■ Task instructions ■
If a line of the data below holds the word "localhost", list it.

■ Available records ■
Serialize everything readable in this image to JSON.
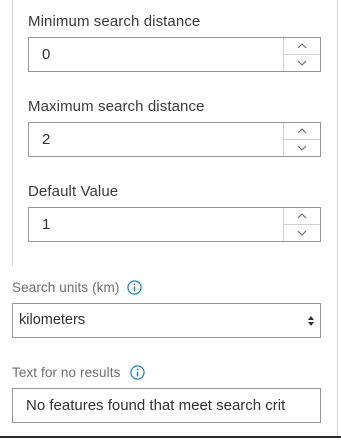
{
  "fields": {
    "min_distance": {
      "label": "Minimum search distance",
      "value": "0"
    },
    "max_distance": {
      "label": "Maximum search distance",
      "value": "2"
    },
    "default_value": {
      "label": "Default Value",
      "value": "1"
    }
  },
  "search_units": {
    "label": "Search units (km)",
    "selected": "kilometers",
    "info_icon": "info-icon"
  },
  "no_results": {
    "label": "Text for no results",
    "value": "No features found that meet search crit",
    "info_icon": "info-icon"
  },
  "colors": {
    "accent": "#007ac2",
    "border": "#959595",
    "text": "#323232"
  }
}
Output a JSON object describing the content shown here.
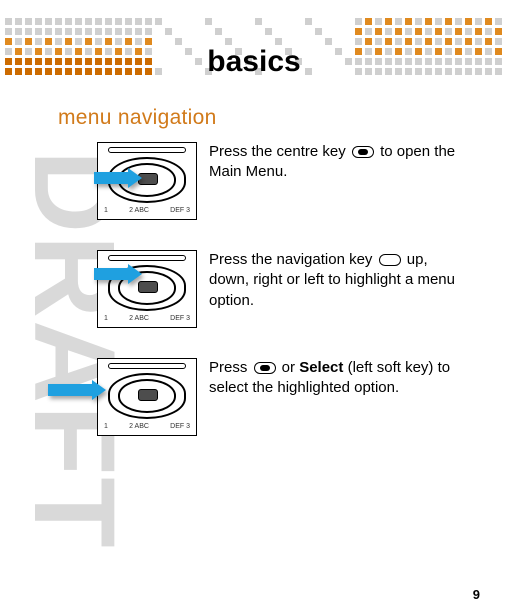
{
  "watermark": "DRAFT",
  "title": "basics",
  "section_heading": "menu navigation",
  "steps": [
    {
      "pre": "Press the centre key ",
      "post": " to open the Main Menu.",
      "icon": "center"
    },
    {
      "pre": "Press the navigation key ",
      "post": " up, down, right or left to highlight a menu option.",
      "icon": "nav"
    },
    {
      "pre": "Press ",
      "mid": " or ",
      "bold": "Select",
      "post": " (left soft key) to select the highlighted option.",
      "icon": "center"
    }
  ],
  "keypad_row": [
    "1",
    "2 ABC",
    "DEF 3"
  ],
  "page_number": "9"
}
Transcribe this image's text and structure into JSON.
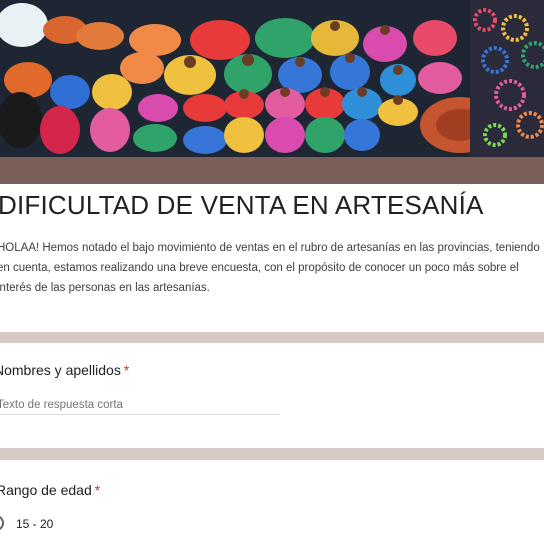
{
  "form": {
    "title": "DIFICULTAD DE VENTA EN ARTESANÍA",
    "description": "HOLAA! Hemos notado el bajo movimiento de ventas en el rubro de artesanías en las provincias, teniendo en cuenta, estamos realizando una breve encuesta, con el propósito de conocer un poco más sobre el interés de las personas en las artesanías.",
    "accent_color": "#7a5e58"
  },
  "questions": [
    {
      "label": "Nombres y apellidos",
      "required_mark": "*",
      "placeholder": "Texto de respuesta corta"
    },
    {
      "label": "Rango de edad",
      "required_mark": "*",
      "options": [
        "15 - 20"
      ]
    }
  ]
}
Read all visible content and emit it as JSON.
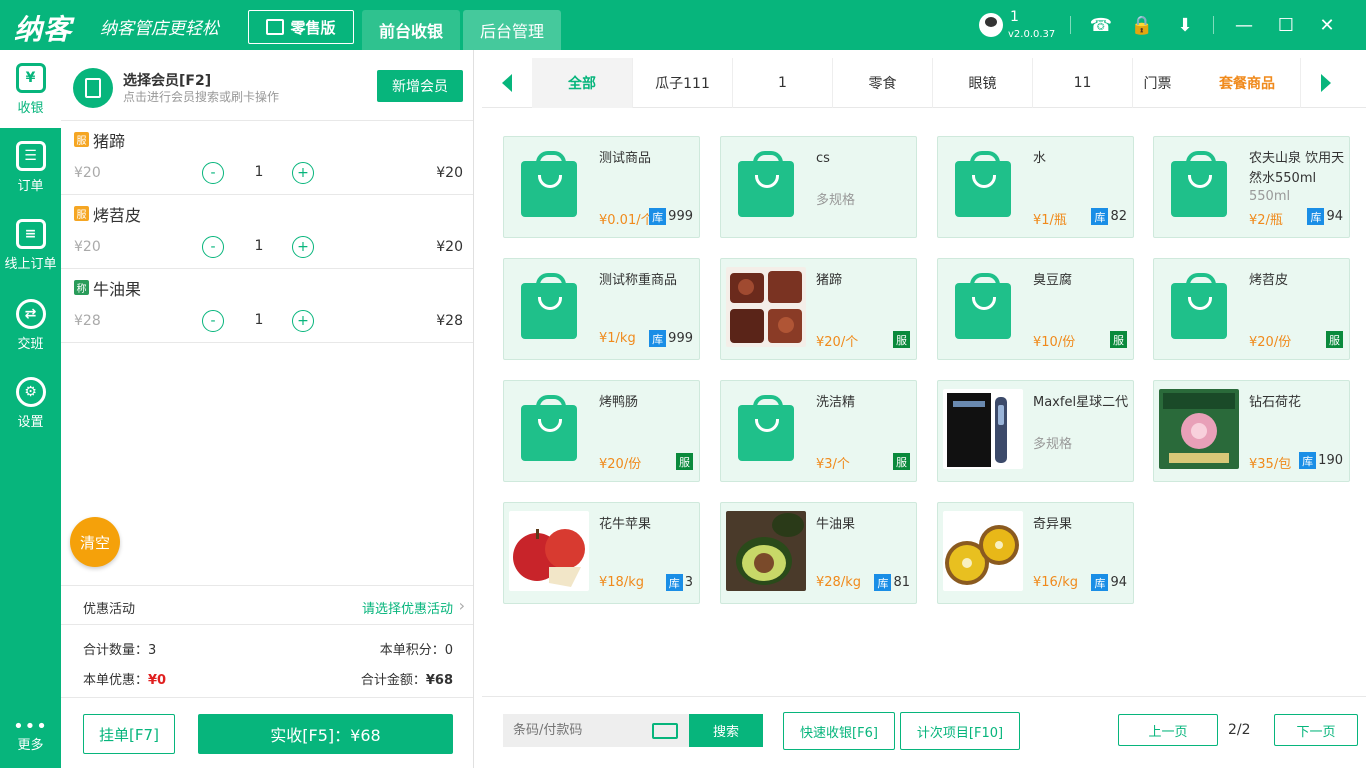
{
  "header": {
    "logo": "纳客",
    "slogan": "纳客管店更轻松",
    "edition": "零售版",
    "tabs": [
      {
        "label": "前台收银"
      },
      {
        "label": "后台管理"
      }
    ],
    "user_id": "1",
    "version": "v2.0.0.37"
  },
  "nav": {
    "items": [
      {
        "label": "收银",
        "icon": "cashier-icon"
      },
      {
        "label": "订单",
        "icon": "order-icon"
      },
      {
        "label": "线上订单",
        "icon": "online-order-icon"
      },
      {
        "label": "交班",
        "icon": "shift-icon"
      },
      {
        "label": "设置",
        "icon": "gear-icon"
      }
    ],
    "more": "更多"
  },
  "member": {
    "title": "选择会员[F2]",
    "subtitle": "点击进行会员搜索或刷卡操作",
    "add_button": "新增会员"
  },
  "cart": {
    "items": [
      {
        "badge": "服",
        "name": "猪蹄",
        "price": "¥20",
        "minus": "-",
        "qty": "1",
        "plus": "+",
        "total": "¥20"
      },
      {
        "badge": "服",
        "name": "烤苕皮",
        "price": "¥20",
        "minus": "-",
        "qty": "1",
        "plus": "+",
        "total": "¥20"
      },
      {
        "badge": "称",
        "name": "牛油果",
        "price": "¥28",
        "minus": "-",
        "qty": "1",
        "plus": "+",
        "total": "¥28"
      }
    ],
    "clear_button": "清空",
    "promo_label": "优惠活动",
    "promo_select": "请选择优惠活动",
    "total_qty_label": "合计数量：",
    "total_qty": "3",
    "points_label": "本单积分：",
    "points": "0",
    "discount_label": "本单优惠：",
    "discount": "¥0",
    "amount_label": "合计金额：",
    "amount": "¥68",
    "hold_button": "挂单[F7]",
    "pay_button": "实收[F5]：¥68"
  },
  "categories": {
    "tabs": [
      {
        "label": "全部"
      },
      {
        "label": "瓜子111"
      },
      {
        "label": "1"
      },
      {
        "label": "零食"
      },
      {
        "label": "眼镜"
      },
      {
        "label": "11"
      },
      {
        "label": "门票"
      }
    ],
    "package_tab": "套餐商品"
  },
  "products": [
    {
      "name": "测试商品",
      "spec": "",
      "price": "¥0.01/个",
      "badge": "库",
      "stock": "999"
    },
    {
      "name": "cs",
      "spec": "多规格",
      "price": "",
      "badge": "",
      "stock": ""
    },
    {
      "name": "水",
      "spec": "",
      "price": "¥1/瓶",
      "badge": "库",
      "stock": "82"
    },
    {
      "name": "农夫山泉 饮用天然水550ml",
      "spec": "550ml",
      "price": "¥2/瓶",
      "badge": "库",
      "stock": "94"
    },
    {
      "name": "测试称重商品",
      "spec": "",
      "price": "¥1/kg",
      "badge": "库",
      "stock": "999"
    },
    {
      "name": "猪蹄",
      "spec": "",
      "price": "¥20/个",
      "badge": "服",
      "stock": ""
    },
    {
      "name": "臭豆腐",
      "spec": "",
      "price": "¥10/份",
      "badge": "服",
      "stock": ""
    },
    {
      "name": "烤苕皮",
      "spec": "",
      "price": "¥20/份",
      "badge": "服",
      "stock": ""
    },
    {
      "name": "烤鸭肠",
      "spec": "",
      "price": "¥20/份",
      "badge": "服",
      "stock": ""
    },
    {
      "name": "洗洁精",
      "spec": "",
      "price": "¥3/个",
      "badge": "服",
      "stock": ""
    },
    {
      "name": "Maxfel星球二代",
      "spec": "多规格",
      "price": "",
      "badge": "",
      "stock": ""
    },
    {
      "name": "钻石荷花",
      "spec": "",
      "price": "¥35/包",
      "badge": "库",
      "stock": "190"
    },
    {
      "name": "花牛苹果",
      "spec": "",
      "price": "¥18/kg",
      "badge": "库",
      "stock": "3"
    },
    {
      "name": "牛油果",
      "spec": "",
      "price": "¥28/kg",
      "badge": "库",
      "stock": "81"
    },
    {
      "name": "奇异果",
      "spec": "",
      "price": "¥16/kg",
      "badge": "库",
      "stock": "94"
    }
  ],
  "bottom": {
    "search_placeholder": "条码/付款码",
    "search_button": "搜索",
    "quick_cash": "快速收银[F6]",
    "count_item": "计次项目[F10]",
    "prev": "上一页",
    "page": "2/2",
    "next": "下一页"
  },
  "colors": {
    "primary": "#07b57c",
    "price": "#f08a1c",
    "stock_badge": "#1a8ee6",
    "service_badge": "#0a8a3c",
    "clear": "#f5a10a"
  }
}
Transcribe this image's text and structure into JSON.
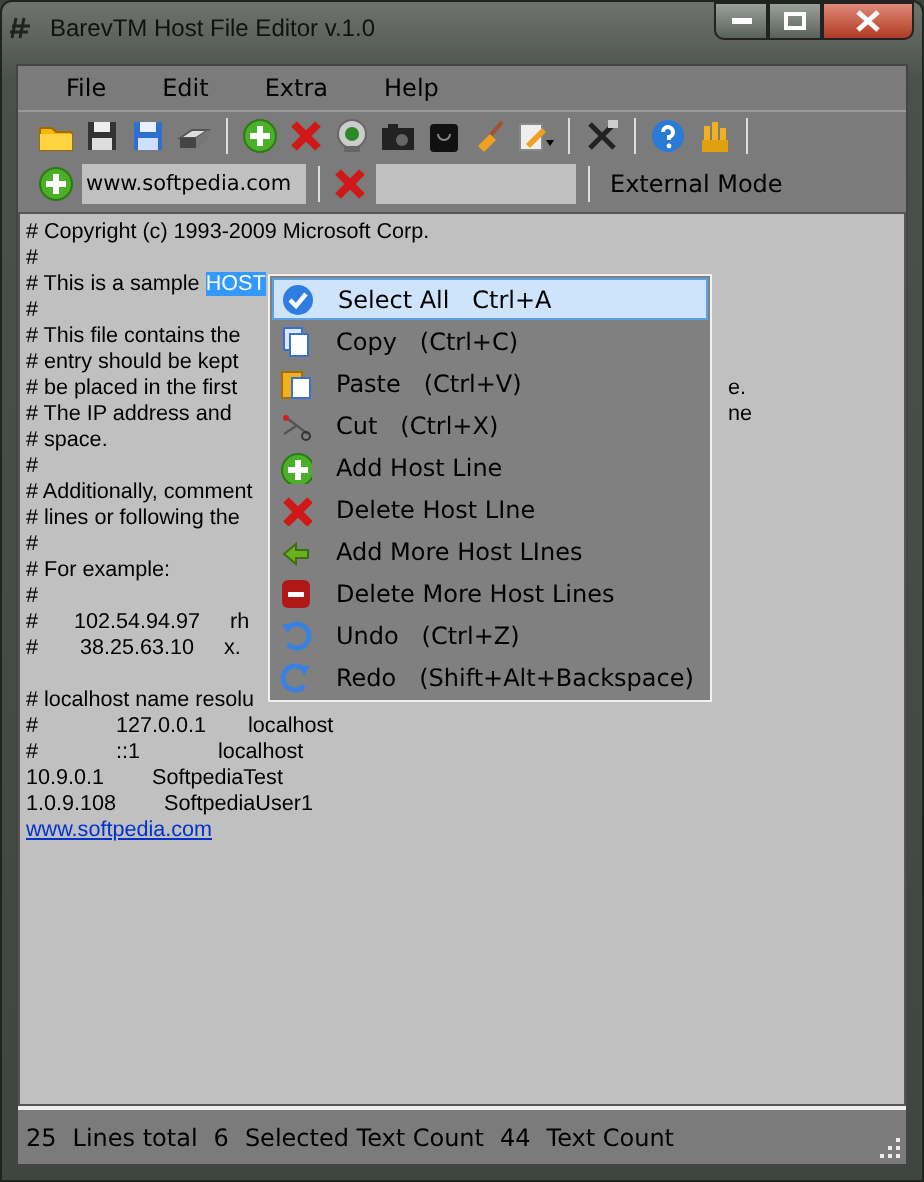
{
  "window": {
    "title": "BarevTM Host File Editor v.1.0"
  },
  "menu_bar": [
    {
      "label": "File"
    },
    {
      "label": "Edit"
    },
    {
      "label": "Extra"
    },
    {
      "label": "Help"
    }
  ],
  "toolbar": [
    {
      "kind": "folder"
    },
    {
      "kind": "floppy"
    },
    {
      "kind": "floppy-blue"
    },
    {
      "kind": "printer"
    },
    {
      "kind": "separator"
    },
    {
      "kind": "add"
    },
    {
      "kind": "delete"
    },
    {
      "kind": "webcam"
    },
    {
      "kind": "camera"
    },
    {
      "kind": "bag"
    },
    {
      "kind": "broom"
    },
    {
      "kind": "notepad"
    },
    {
      "kind": "separator"
    },
    {
      "kind": "tools"
    },
    {
      "kind": "separator"
    },
    {
      "kind": "help"
    },
    {
      "kind": "hand"
    },
    {
      "kind": "separator"
    }
  ],
  "address_bar": {
    "host_value": "www.softpedia.com",
    "mode": "External Mode"
  },
  "editor": {
    "lines": [
      {
        "kind": "text",
        "text": "# Copyright (c) 1993-2009 Microsoft Corp."
      },
      {
        "kind": "text",
        "text": "#"
      },
      {
        "kind": "text",
        "text": "# This is a sample ",
        "selection": "HOST"
      },
      {
        "kind": "text",
        "text": "#"
      },
      {
        "kind": "text",
        "text": "# This file contains the"
      },
      {
        "kind": "text",
        "text": "# entry should be kept"
      },
      {
        "kind": "text",
        "text": "# be placed in the first",
        "tail": "e."
      },
      {
        "kind": "text",
        "text": "# The IP address and",
        "tail": "ne"
      },
      {
        "kind": "text",
        "text": "# space."
      },
      {
        "kind": "text",
        "text": "#"
      },
      {
        "kind": "text",
        "text": "# Additionally, comment"
      },
      {
        "kind": "text",
        "text": "# lines or following the"
      },
      {
        "kind": "text",
        "text": "#"
      },
      {
        "kind": "text",
        "text": "# For example:"
      },
      {
        "kind": "text",
        "text": "#"
      },
      {
        "kind": "text",
        "text": "#      102.54.94.97     rh"
      },
      {
        "kind": "text",
        "text": "#       38.25.63.10     x."
      },
      {
        "kind": "blank"
      },
      {
        "kind": "text",
        "text": "# localhost name resolu"
      },
      {
        "kind": "text",
        "text": "#             127.0.0.1       localhost"
      },
      {
        "kind": "text",
        "text": "#             ::1             localhost"
      },
      {
        "kind": "text",
        "text": "10.9.0.1        SoftpediaTest"
      },
      {
        "kind": "text",
        "text": "1.0.9.108        SoftpediaUser1"
      },
      {
        "kind": "link",
        "text": "www.softpedia.com"
      }
    ]
  },
  "context_menu": [
    {
      "label": "Select All   Ctrl+A",
      "selected": true
    },
    {
      "label": "Copy   (Ctrl+C)",
      "selected": false
    },
    {
      "label": "Paste   (Ctrl+V)",
      "selected": false
    },
    {
      "label": "Cut   (Ctrl+X)",
      "selected": false
    },
    {
      "label": "Add Host Line",
      "selected": false
    },
    {
      "label": "Delete Host LIne",
      "selected": false
    },
    {
      "label": "Add More Host LInes",
      "selected": false
    },
    {
      "label": "Delete More Host Lines",
      "selected": false
    },
    {
      "label": "Undo   (Ctrl+Z)",
      "selected": false
    },
    {
      "label": "Redo   (Shift+Alt+Backspace)",
      "selected": false
    }
  ],
  "status_bar": [
    {
      "count": "25",
      "label": "Lines total"
    },
    {
      "count": "6",
      "label": "Selected Text Count"
    },
    {
      "count": "44",
      "label": "Text Count"
    }
  ]
}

■ Your response ■
        "text": "# localhost name resolu"
        "text": "#             127.0.0.1       localhost"
        "text": "#             ::1             localhost"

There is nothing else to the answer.